*** Opening of DATA EXTRACTS ***

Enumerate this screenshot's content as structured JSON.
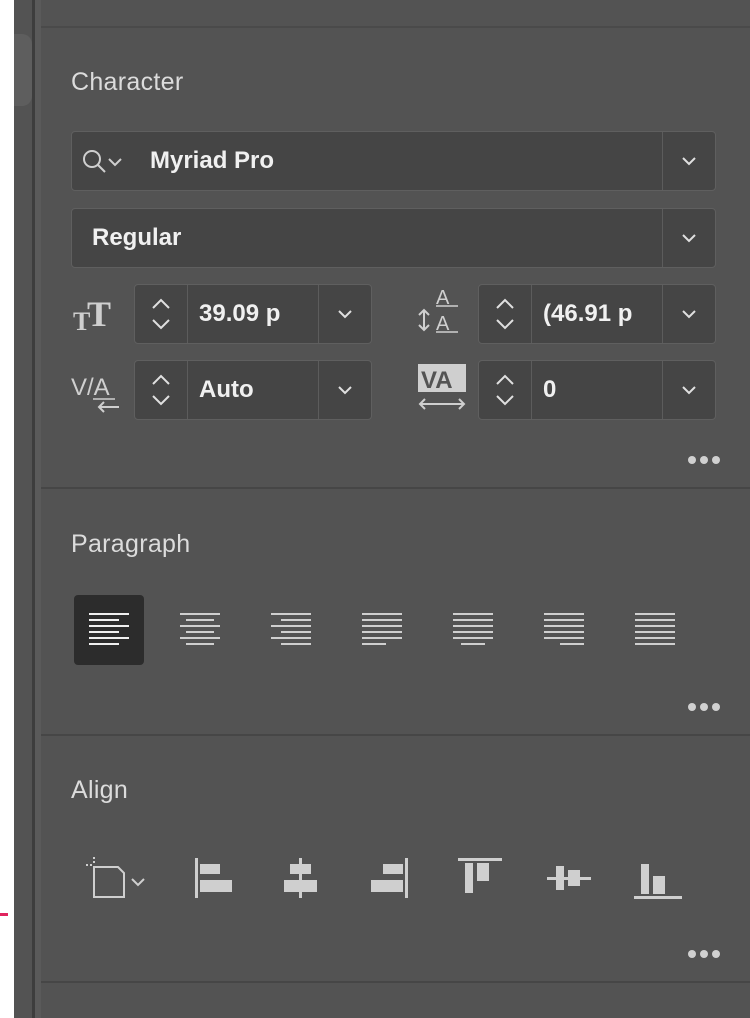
{
  "character": {
    "title": "Character",
    "font_family": "Myriad Pro",
    "font_style": "Regular",
    "font_size": "39.09 p",
    "leading": "(46.91 p",
    "kerning": "Auto",
    "tracking": "0"
  },
  "paragraph": {
    "title": "Paragraph",
    "alignments": [
      "align-left",
      "align-center",
      "align-right",
      "justify-last-left",
      "justify-last-center",
      "justify-last-right",
      "justify-all"
    ],
    "active": "align-left"
  },
  "align": {
    "title": "Align",
    "buttons": [
      "align-to-selection",
      "horizontal-align-left",
      "horizontal-align-center",
      "horizontal-align-right",
      "vertical-align-top",
      "vertical-align-center",
      "vertical-align-bottom"
    ]
  }
}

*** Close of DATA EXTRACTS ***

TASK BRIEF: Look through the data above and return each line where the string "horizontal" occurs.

RESULT FOR THIS TASK:
      "horizontal-align-left",
      "horizontal-align-center",
      "horizontal-align-right",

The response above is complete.